#### Input:

********************

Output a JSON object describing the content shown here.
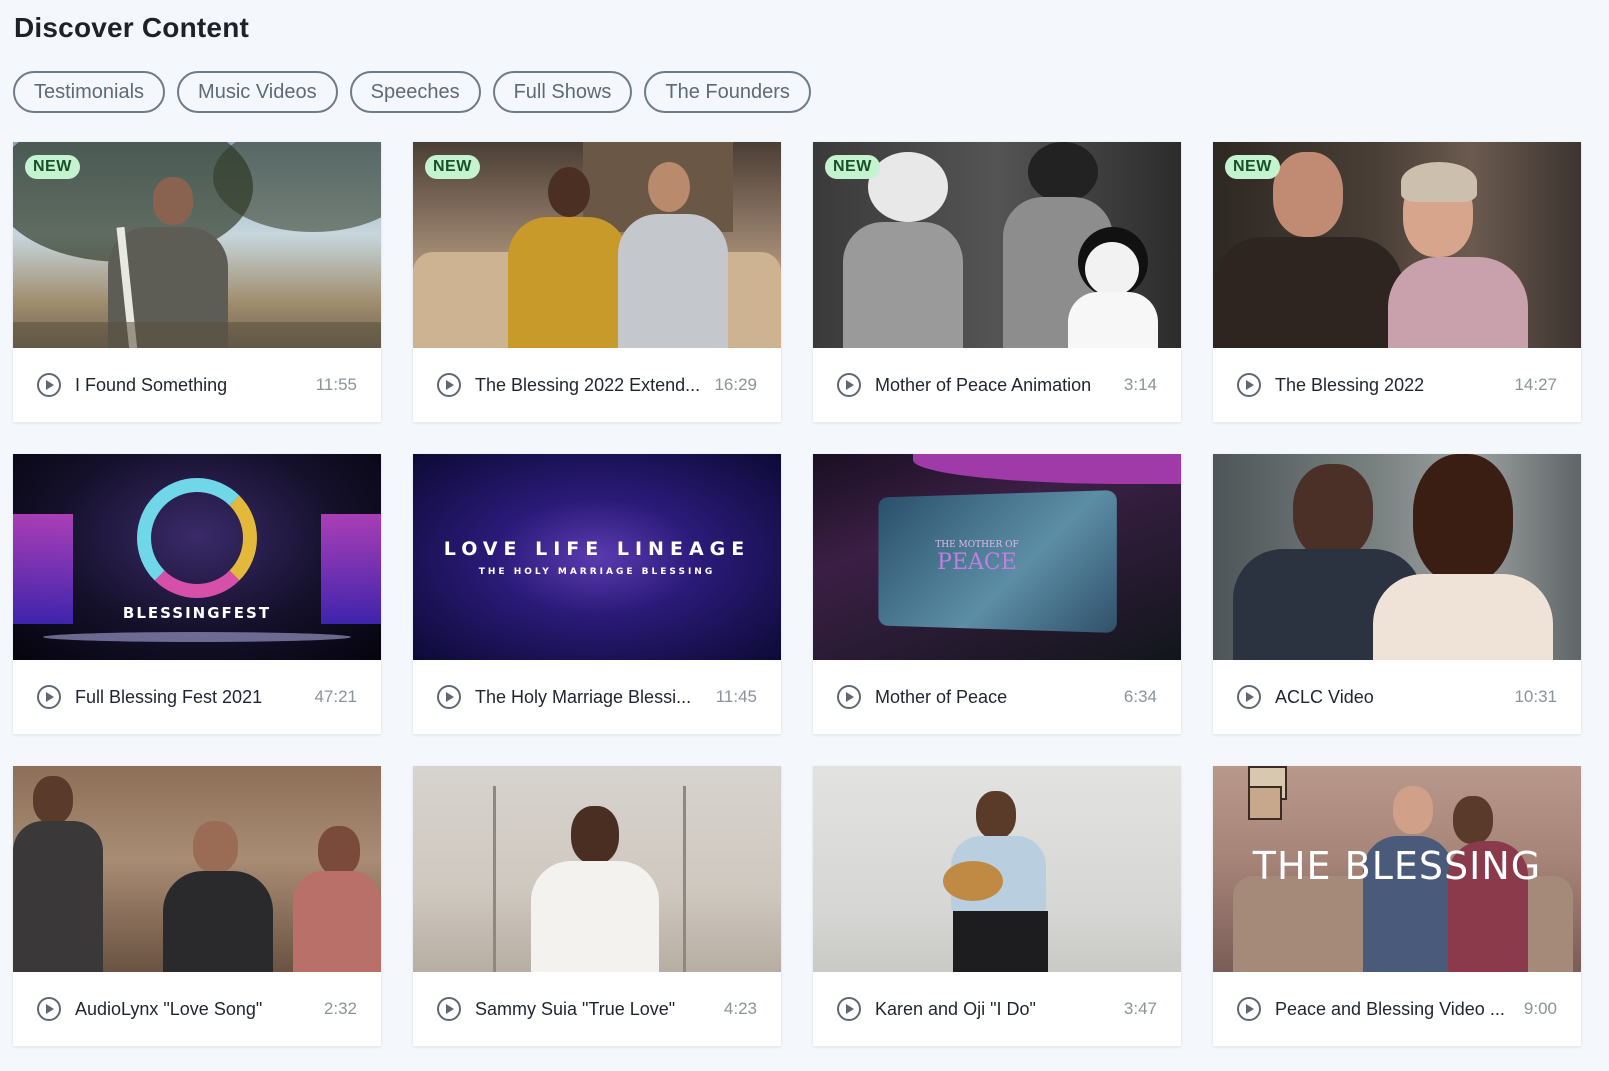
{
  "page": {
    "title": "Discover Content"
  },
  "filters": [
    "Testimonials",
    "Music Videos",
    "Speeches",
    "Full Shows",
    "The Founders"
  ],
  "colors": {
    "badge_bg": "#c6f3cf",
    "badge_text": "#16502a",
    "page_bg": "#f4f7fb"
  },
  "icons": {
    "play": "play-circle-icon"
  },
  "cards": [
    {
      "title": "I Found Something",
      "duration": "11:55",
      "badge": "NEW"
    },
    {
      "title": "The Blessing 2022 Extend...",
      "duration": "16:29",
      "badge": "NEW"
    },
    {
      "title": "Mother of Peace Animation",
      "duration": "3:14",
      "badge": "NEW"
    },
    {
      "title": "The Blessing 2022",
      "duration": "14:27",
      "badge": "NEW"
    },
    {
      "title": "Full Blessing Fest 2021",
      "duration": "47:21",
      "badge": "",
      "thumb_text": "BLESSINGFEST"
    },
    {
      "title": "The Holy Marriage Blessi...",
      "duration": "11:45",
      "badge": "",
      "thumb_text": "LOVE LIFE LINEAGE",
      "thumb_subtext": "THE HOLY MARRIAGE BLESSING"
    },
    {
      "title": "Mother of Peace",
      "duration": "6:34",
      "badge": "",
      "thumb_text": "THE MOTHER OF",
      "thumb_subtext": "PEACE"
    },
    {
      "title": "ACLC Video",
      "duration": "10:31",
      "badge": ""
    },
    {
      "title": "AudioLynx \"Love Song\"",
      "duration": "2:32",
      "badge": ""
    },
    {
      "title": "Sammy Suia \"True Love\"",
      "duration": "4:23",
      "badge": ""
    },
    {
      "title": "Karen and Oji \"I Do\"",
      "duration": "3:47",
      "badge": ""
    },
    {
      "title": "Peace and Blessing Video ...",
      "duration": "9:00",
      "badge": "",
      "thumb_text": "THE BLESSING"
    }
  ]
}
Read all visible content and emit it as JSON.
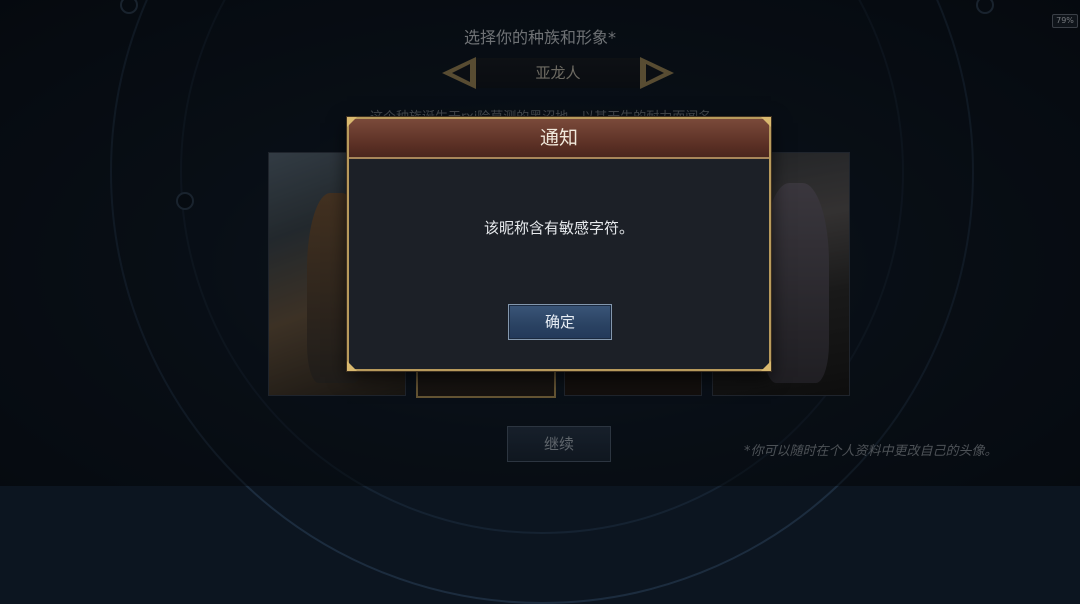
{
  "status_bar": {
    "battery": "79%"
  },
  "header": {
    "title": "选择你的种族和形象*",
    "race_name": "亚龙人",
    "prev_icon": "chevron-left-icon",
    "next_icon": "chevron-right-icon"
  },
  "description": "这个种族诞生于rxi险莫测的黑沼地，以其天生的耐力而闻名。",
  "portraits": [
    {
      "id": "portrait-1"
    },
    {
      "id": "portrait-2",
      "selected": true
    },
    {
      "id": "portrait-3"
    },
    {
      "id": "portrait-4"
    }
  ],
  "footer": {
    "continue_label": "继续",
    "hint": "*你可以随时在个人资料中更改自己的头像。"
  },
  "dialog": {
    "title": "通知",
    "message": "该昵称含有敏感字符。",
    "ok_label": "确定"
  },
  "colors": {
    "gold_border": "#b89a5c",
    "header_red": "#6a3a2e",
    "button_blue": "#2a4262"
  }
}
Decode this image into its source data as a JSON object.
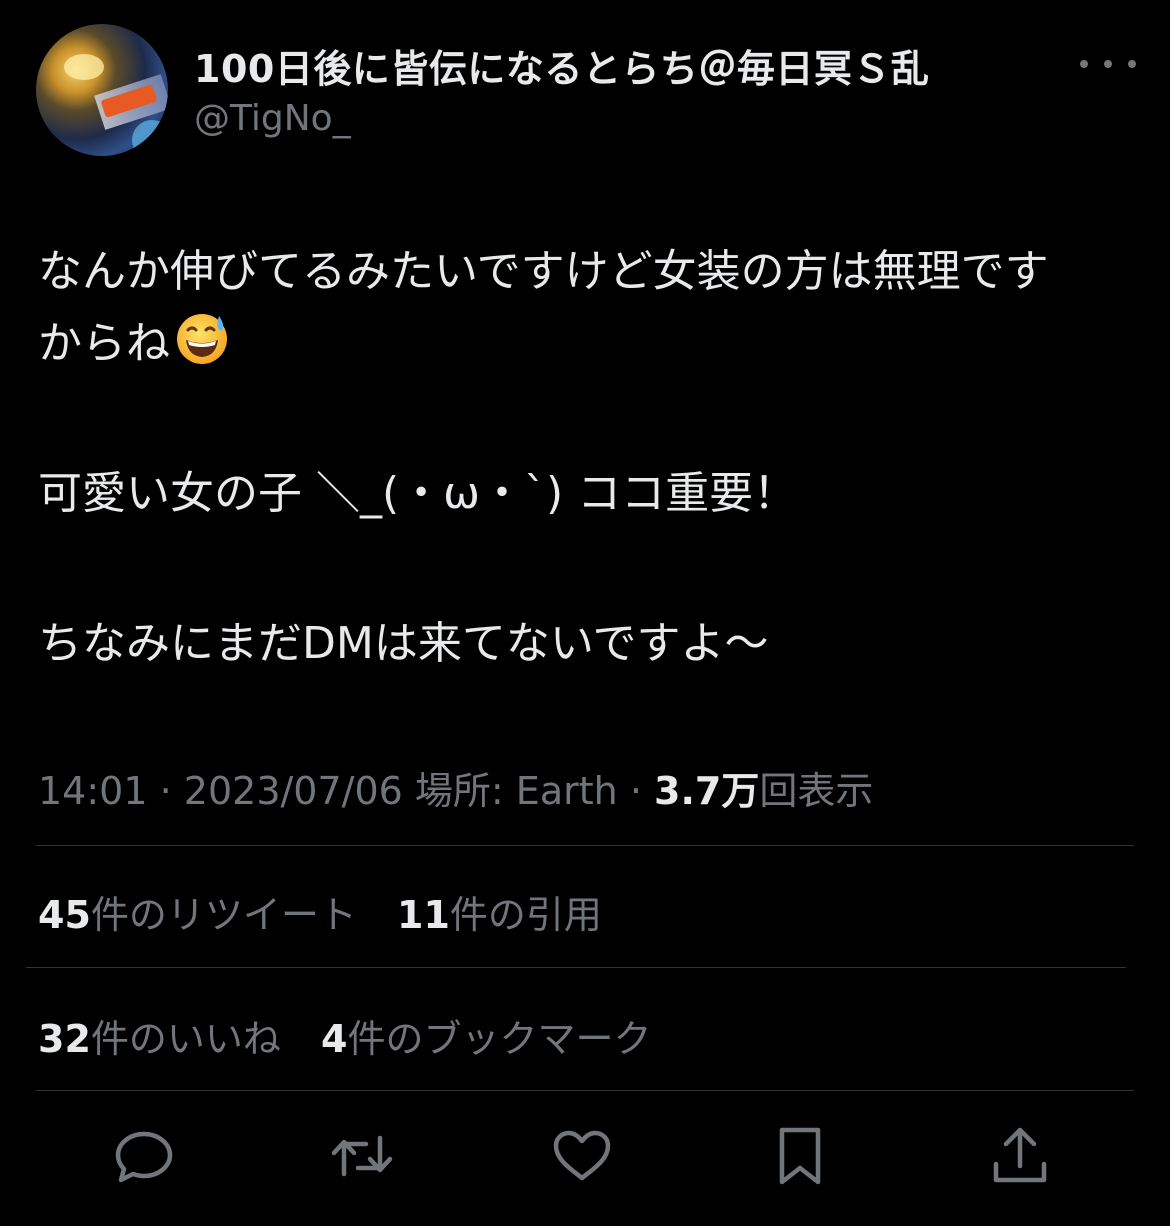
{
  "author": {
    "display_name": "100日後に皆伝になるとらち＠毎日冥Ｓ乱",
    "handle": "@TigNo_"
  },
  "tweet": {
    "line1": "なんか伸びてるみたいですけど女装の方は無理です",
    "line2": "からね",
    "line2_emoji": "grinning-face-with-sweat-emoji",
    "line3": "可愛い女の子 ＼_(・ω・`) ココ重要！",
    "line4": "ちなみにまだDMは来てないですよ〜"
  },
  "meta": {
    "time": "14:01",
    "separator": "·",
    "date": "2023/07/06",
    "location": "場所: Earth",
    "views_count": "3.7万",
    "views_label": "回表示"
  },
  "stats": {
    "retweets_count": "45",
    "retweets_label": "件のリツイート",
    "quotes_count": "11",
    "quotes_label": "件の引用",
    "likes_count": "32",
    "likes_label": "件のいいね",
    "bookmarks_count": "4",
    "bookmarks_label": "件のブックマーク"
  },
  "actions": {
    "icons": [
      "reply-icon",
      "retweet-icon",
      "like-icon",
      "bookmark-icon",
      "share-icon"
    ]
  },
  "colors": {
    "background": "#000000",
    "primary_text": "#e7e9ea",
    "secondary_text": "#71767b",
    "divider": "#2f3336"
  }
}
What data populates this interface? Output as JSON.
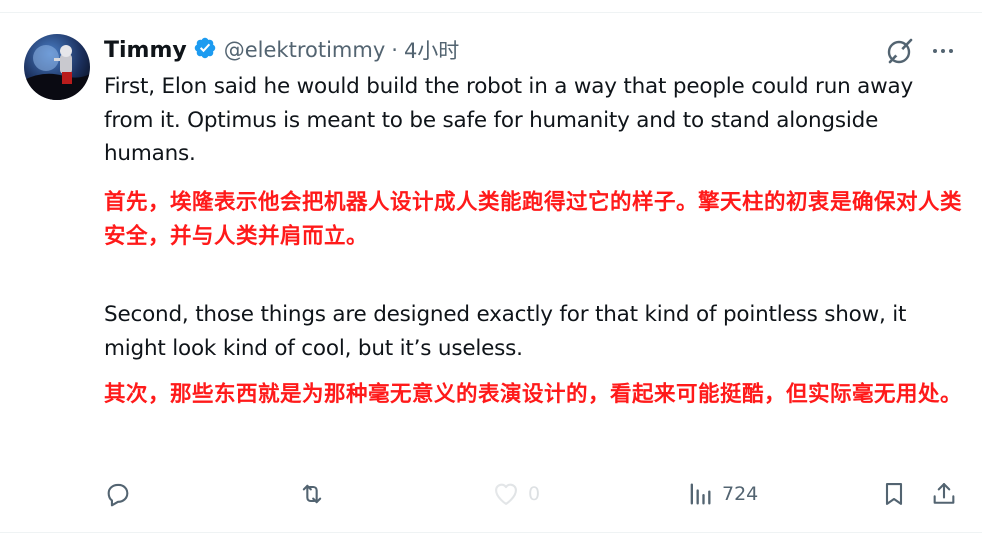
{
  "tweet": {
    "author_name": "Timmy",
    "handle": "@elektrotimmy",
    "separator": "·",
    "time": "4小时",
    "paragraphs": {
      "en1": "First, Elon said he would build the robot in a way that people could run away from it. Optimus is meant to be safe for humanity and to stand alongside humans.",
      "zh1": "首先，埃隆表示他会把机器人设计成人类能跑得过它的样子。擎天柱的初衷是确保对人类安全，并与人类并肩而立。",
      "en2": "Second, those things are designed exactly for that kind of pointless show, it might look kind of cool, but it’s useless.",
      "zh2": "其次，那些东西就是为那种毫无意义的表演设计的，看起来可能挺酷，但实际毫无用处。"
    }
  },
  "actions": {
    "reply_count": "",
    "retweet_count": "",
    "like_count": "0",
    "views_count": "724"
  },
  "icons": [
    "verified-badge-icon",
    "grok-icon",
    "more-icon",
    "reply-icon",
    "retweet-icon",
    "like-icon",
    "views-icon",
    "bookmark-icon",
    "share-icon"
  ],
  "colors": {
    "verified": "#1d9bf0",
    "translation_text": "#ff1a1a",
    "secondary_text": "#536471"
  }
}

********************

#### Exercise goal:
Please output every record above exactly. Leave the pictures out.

#### Output for this task:
Output a JSON object describing the content shown here.
{
  "page": {
    "title": "Discover Content"
  },
  "filters": [
    "Testimonials",
    "Music Videos",
    "Speeches",
    "Full Shows",
    "The Founders"
  ],
  "colors": {
    "badge_bg": "#c6f3cf",
    "badge_text": "#16502a",
    "page_bg": "#f4f7fb"
  },
  "icons": {
    "play": "play-circle-icon"
  },
  "cards": [
    {
      "title": "I Found Something",
      "duration": "11:55",
      "badge": "NEW"
    },
    {
      "title": "The Blessing 2022 Extend...",
      "duration": "16:29",
      "badge": "NEW"
    },
    {
      "title": "Mother of Peace Animation",
      "duration": "3:14",
      "badge": "NEW"
    },
    {
      "title": "The Blessing 2022",
      "duration": "14:27",
      "badge": "NEW"
    },
    {
      "title": "Full Blessing Fest 2021",
      "duration": "47:21",
      "badge": "",
      "thumb_text": "BLESSINGFEST"
    },
    {
      "title": "The Holy Marriage Blessi...",
      "duration": "11:45",
      "badge": "",
      "thumb_text": "LOVE LIFE LINEAGE",
      "thumb_subtext": "THE HOLY MARRIAGE BLESSING"
    },
    {
      "title": "Mother of Peace",
      "duration": "6:34",
      "badge": "",
      "thumb_text": "THE MOTHER OF",
      "thumb_subtext": "PEACE"
    },
    {
      "title": "ACLC Video",
      "duration": "10:31",
      "badge": ""
    },
    {
      "title": "AudioLynx \"Love Song\"",
      "duration": "2:32",
      "badge": ""
    },
    {
      "title": "Sammy Suia \"True Love\"",
      "duration": "4:23",
      "badge": ""
    },
    {
      "title": "Karen and Oji \"I Do\"",
      "duration": "3:47",
      "badge": ""
    },
    {
      "title": "Peace and Blessing Video ...",
      "duration": "9:00",
      "badge": "",
      "thumb_text": "THE BLESSING"
    }
  ]
}
Read all visible content and emit it as JSON.
{
  "status_bar": {
    "battery": "79%"
  },
  "header": {
    "title": "选择你的种族和形象*",
    "race_name": "亚龙人",
    "prev_icon": "chevron-left-icon",
    "next_icon": "chevron-right-icon"
  },
  "description": "这个种族诞生于rxi险莫测的黑沼地，以其天生的耐力而闻名。",
  "portraits": [
    {
      "id": "portrait-1"
    },
    {
      "id": "portrait-2",
      "selected": true
    },
    {
      "id": "portrait-3"
    },
    {
      "id": "portrait-4"
    }
  ],
  "footer": {
    "continue_label": "继续",
    "hint": "*你可以随时在个人资料中更改自己的头像。"
  },
  "dialog": {
    "title": "通知",
    "message": "该昵称含有敏感字符。",
    "ok_label": "确定"
  },
  "colors": {
    "gold_border": "#b89a5c",
    "header_red": "#6a3a2e",
    "button_blue": "#2a4262"
  }
}
Decode this image into its source data as a JSON object.
{
  "author": {
    "display_name": "100日後に皆伝になるとらち＠毎日冥Ｓ乱",
    "handle": "@TigNo_"
  },
  "tweet": {
    "line1": "なんか伸びてるみたいですけど女装の方は無理です",
    "line2": "からね",
    "line2_emoji": "grinning-face-with-sweat-emoji",
    "line3": "可愛い女の子 ＼_(・ω・`) ココ重要！",
    "line4": "ちなみにまだDMは来てないですよ〜"
  },
  "meta": {
    "time": "14:01",
    "separator": "·",
    "date": "2023/07/06",
    "location": "場所: Earth",
    "views_count": "3.7万",
    "views_label": "回表示"
  },
  "stats": {
    "retweets_count": "45",
    "retweets_label": "件のリツイート",
    "quotes_count": "11",
    "quotes_label": "件の引用",
    "likes_count": "32",
    "likes_label": "件のいいね",
    "bookmarks_count": "4",
    "bookmarks_label": "件のブックマーク"
  },
  "actions": {
    "icons": [
      "reply-icon",
      "retweet-icon",
      "like-icon",
      "bookmark-icon",
      "share-icon"
    ]
  },
  "colors": {
    "background": "#000000",
    "primary_text": "#e7e9ea",
    "secondary_text": "#71767b",
    "divider": "#2f3336"
  }
}
What data populates this interface? Output as JSON.
{
  "tweet": {
    "author_name": "Timmy",
    "handle": "@elektrotimmy",
    "separator": "·",
    "time": "4小时",
    "paragraphs": {
      "en1": "First, Elon said he would build the robot in a way that people could run away from it. Optimus is meant to be safe for humanity and to stand alongside humans.",
      "zh1": "首先，埃隆表示他会把机器人设计成人类能跑得过它的样子。擎天柱的初衷是确保对人类安全，并与人类并肩而立。",
      "en2": "Second, those things are designed exactly for that kind of pointless show, it might look kind of cool, but it’s useless.",
      "zh2": "其次，那些东西就是为那种毫无意义的表演设计的，看起来可能挺酷，但实际毫无用处。"
    }
  },
  "actions": {
    "reply_count": "",
    "retweet_count": "",
    "like_count": "0",
    "views_count": "724"
  },
  "icons": [
    "verified-badge-icon",
    "grok-icon",
    "more-icon",
    "reply-icon",
    "retweet-icon",
    "like-icon",
    "views-icon",
    "bookmark-icon",
    "share-icon"
  ],
  "colors": {
    "verified": "#1d9bf0",
    "translation_text": "#ff1a1a",
    "secondary_text": "#536471"
  }
}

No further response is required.